> _Exercise aim_
Would you go through the records below and copy each line with the string "JSON"?

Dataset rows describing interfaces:
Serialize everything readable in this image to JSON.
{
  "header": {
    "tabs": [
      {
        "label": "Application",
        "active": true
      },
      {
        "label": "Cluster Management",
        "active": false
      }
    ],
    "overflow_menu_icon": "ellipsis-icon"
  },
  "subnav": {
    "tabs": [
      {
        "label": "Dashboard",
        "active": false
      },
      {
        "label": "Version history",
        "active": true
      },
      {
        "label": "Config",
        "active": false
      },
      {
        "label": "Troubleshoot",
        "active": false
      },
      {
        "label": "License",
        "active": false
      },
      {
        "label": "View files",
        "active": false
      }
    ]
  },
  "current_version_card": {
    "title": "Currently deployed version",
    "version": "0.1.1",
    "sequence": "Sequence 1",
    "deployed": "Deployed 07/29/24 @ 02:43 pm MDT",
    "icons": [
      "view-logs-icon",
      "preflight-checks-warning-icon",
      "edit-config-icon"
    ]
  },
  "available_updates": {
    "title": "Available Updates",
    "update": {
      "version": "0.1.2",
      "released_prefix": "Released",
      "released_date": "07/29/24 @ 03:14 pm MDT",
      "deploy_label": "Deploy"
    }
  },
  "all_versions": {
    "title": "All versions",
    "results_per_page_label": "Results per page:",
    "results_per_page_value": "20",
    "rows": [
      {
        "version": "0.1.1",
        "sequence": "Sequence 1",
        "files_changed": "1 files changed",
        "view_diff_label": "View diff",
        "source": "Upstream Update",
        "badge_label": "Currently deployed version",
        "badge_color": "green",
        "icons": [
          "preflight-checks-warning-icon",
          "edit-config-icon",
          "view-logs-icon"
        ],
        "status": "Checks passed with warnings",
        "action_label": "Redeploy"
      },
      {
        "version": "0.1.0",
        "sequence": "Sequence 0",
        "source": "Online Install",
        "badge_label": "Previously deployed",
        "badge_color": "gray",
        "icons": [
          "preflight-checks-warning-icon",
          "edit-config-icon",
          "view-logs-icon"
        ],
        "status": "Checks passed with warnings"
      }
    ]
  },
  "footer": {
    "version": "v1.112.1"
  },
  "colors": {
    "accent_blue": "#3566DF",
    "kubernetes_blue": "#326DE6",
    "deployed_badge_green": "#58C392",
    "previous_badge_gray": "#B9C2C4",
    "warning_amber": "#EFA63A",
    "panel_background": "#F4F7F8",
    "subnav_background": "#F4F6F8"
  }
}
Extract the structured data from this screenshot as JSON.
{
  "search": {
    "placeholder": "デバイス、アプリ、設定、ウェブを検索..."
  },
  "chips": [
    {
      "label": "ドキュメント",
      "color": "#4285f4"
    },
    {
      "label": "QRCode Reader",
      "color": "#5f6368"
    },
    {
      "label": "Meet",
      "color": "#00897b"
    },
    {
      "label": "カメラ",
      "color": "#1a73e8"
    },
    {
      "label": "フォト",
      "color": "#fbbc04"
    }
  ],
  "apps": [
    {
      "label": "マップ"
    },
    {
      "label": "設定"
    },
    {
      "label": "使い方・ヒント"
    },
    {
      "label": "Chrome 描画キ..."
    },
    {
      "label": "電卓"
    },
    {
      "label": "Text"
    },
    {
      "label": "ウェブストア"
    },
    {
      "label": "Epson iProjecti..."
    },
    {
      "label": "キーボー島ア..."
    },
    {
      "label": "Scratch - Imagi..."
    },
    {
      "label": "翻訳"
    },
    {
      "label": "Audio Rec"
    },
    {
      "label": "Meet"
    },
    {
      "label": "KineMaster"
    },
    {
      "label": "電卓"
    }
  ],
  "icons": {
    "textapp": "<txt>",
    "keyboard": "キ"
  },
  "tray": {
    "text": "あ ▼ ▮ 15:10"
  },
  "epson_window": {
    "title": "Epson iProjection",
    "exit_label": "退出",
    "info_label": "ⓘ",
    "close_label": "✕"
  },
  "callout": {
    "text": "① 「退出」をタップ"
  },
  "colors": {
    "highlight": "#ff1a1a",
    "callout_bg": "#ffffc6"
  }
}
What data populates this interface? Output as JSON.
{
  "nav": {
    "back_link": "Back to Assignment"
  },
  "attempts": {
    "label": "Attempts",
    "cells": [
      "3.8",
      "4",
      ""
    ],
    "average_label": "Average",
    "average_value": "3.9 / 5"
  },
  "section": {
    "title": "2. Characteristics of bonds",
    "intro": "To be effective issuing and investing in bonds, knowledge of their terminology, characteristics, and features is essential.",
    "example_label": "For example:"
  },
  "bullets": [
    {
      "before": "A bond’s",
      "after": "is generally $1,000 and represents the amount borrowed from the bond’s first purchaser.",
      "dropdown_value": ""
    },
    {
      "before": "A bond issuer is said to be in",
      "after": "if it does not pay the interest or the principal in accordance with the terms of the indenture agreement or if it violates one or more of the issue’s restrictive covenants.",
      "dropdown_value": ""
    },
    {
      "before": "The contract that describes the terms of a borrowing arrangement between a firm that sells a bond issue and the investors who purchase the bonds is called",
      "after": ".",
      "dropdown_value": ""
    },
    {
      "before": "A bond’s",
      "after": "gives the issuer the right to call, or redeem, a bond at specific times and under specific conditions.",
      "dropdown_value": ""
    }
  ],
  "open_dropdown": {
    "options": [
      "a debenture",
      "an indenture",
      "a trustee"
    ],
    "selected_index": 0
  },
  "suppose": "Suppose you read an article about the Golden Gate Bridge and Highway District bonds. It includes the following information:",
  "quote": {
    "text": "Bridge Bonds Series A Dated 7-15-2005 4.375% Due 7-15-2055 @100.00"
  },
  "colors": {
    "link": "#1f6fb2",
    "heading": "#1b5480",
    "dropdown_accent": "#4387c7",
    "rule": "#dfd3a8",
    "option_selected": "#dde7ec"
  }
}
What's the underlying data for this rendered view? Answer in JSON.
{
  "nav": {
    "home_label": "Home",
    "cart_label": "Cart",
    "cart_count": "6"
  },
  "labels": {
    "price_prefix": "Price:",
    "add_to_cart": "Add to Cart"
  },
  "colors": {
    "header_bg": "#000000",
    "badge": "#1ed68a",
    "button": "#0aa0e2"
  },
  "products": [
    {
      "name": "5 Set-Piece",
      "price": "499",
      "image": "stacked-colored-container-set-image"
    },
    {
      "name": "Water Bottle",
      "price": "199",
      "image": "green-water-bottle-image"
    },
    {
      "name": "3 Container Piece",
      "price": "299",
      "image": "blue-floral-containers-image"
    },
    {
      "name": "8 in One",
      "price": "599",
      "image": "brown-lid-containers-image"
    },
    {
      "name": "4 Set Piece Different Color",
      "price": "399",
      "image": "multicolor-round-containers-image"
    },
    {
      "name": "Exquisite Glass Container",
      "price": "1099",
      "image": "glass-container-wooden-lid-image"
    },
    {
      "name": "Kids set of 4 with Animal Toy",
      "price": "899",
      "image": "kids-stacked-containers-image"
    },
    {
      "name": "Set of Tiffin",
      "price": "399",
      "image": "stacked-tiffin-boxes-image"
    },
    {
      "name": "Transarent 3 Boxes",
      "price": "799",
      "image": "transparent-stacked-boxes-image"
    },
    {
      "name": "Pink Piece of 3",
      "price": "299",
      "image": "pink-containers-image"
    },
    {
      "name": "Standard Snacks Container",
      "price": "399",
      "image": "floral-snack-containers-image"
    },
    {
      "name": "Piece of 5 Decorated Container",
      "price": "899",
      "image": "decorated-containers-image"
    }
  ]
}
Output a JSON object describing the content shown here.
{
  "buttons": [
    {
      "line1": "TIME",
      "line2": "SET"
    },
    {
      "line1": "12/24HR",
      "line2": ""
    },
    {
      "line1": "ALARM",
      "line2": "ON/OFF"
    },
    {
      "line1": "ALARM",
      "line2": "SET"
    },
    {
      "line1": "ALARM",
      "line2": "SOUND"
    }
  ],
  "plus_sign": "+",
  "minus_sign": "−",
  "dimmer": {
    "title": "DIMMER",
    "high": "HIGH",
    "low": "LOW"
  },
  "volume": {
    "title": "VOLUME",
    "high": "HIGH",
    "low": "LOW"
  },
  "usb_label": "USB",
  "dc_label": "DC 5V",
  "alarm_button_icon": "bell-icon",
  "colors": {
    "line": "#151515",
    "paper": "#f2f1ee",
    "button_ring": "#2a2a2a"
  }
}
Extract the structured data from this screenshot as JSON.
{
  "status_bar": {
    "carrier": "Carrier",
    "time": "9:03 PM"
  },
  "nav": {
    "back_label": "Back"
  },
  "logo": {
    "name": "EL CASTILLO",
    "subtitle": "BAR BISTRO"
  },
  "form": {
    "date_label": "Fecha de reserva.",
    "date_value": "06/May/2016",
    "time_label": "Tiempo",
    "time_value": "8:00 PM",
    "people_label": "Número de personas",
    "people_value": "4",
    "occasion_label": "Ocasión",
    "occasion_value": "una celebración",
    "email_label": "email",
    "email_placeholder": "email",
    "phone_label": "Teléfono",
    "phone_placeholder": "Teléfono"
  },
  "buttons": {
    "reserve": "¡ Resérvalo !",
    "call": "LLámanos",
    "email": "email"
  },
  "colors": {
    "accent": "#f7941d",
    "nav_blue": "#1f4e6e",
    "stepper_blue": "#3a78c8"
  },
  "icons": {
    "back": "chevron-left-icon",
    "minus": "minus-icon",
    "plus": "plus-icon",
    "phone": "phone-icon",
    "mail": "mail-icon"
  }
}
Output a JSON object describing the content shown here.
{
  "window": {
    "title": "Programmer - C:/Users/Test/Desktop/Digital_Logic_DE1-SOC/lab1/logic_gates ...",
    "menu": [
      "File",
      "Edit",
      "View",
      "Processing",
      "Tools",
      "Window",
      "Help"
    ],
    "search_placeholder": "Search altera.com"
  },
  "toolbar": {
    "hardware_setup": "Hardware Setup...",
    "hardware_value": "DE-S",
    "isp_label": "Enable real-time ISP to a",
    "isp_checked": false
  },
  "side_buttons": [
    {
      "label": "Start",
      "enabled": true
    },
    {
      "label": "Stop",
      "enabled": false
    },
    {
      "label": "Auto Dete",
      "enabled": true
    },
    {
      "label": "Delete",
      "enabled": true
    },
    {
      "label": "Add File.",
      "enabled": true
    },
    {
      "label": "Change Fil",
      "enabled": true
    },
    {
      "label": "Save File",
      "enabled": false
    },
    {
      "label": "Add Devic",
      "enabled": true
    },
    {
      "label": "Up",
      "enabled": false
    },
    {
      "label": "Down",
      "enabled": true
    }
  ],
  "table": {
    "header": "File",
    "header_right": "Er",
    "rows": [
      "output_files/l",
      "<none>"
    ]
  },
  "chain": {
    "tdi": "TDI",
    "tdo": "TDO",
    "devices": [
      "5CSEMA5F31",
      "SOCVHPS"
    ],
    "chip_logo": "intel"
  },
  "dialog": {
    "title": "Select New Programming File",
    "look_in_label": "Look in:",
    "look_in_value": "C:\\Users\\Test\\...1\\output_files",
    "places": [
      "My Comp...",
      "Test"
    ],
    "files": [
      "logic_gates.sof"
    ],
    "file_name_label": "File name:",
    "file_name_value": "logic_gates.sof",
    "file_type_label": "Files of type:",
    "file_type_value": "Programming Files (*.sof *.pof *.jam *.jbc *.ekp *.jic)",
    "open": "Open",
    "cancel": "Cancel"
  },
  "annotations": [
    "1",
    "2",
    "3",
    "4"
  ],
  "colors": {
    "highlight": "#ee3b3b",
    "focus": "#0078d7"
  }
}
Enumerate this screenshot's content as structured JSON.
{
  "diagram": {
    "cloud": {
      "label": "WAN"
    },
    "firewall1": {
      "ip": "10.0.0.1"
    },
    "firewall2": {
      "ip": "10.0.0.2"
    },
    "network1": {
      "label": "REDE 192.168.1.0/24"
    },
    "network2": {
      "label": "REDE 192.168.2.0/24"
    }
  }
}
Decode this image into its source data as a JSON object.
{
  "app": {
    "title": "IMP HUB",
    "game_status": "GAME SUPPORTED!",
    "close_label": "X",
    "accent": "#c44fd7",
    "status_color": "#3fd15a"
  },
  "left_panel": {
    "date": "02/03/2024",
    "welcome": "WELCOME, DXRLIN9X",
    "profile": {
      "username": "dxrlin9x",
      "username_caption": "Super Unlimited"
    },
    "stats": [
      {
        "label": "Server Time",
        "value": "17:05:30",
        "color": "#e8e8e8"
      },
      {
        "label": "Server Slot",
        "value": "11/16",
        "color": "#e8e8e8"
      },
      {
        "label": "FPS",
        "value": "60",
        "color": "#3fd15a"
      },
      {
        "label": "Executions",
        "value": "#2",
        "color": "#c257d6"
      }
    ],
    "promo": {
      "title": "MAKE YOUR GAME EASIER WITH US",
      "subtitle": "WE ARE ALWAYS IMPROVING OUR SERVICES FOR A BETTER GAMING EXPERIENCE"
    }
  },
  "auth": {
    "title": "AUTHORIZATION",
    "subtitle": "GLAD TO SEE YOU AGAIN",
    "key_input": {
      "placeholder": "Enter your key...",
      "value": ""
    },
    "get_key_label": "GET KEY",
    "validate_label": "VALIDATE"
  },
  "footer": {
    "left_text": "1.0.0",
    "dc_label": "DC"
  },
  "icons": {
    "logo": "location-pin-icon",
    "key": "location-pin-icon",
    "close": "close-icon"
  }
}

> _Solution below_
Serialize everything readable in this image to JSON.
Extract the structured data from this screenshot as JSON.
What data populates this interface? Output as JSON.
What's the underlying data for this rendered view? Answer in JSON.
Output a JSON object describing the content shown here.
Extract the structured data from this screenshot as JSON.
Output a JSON object describing the content shown here.
Enumerate this screenshot's content as structured JSON.
Decode this image into its source data as a JSON object.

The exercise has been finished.